*GIVEN INFORMATION*:
━━━━━━━━━━━━━━━━━━━━

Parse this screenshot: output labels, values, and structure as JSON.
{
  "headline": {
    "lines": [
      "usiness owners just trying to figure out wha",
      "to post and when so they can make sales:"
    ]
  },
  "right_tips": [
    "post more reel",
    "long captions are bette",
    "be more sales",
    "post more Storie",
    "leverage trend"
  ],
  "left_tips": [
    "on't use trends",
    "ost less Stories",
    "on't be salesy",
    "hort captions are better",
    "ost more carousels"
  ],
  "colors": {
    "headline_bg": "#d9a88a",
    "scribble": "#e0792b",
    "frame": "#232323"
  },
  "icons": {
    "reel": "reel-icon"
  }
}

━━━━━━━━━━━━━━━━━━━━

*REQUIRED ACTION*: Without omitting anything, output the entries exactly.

*TASK RESULT*:
Parse this screenshot: output labels, values, and structure as JSON.
{
  "headline": {
    "lines": [
      "usiness owners just trying to figure out wha",
      "to post and when so they can make sales:"
    ]
  },
  "right_tips": [
    "post more reel",
    "long captions are bette",
    "be more sales",
    "post more Storie",
    "leverage trend"
  ],
  "left_tips": [
    "on't use trends",
    "ost less Stories",
    "on't be salesy",
    "hort captions are better",
    "ost more carousels"
  ],
  "colors": {
    "headline_bg": "#d9a88a",
    "scribble": "#e0792b",
    "frame": "#232323"
  },
  "icons": {
    "reel": "reel-icon"
  }
}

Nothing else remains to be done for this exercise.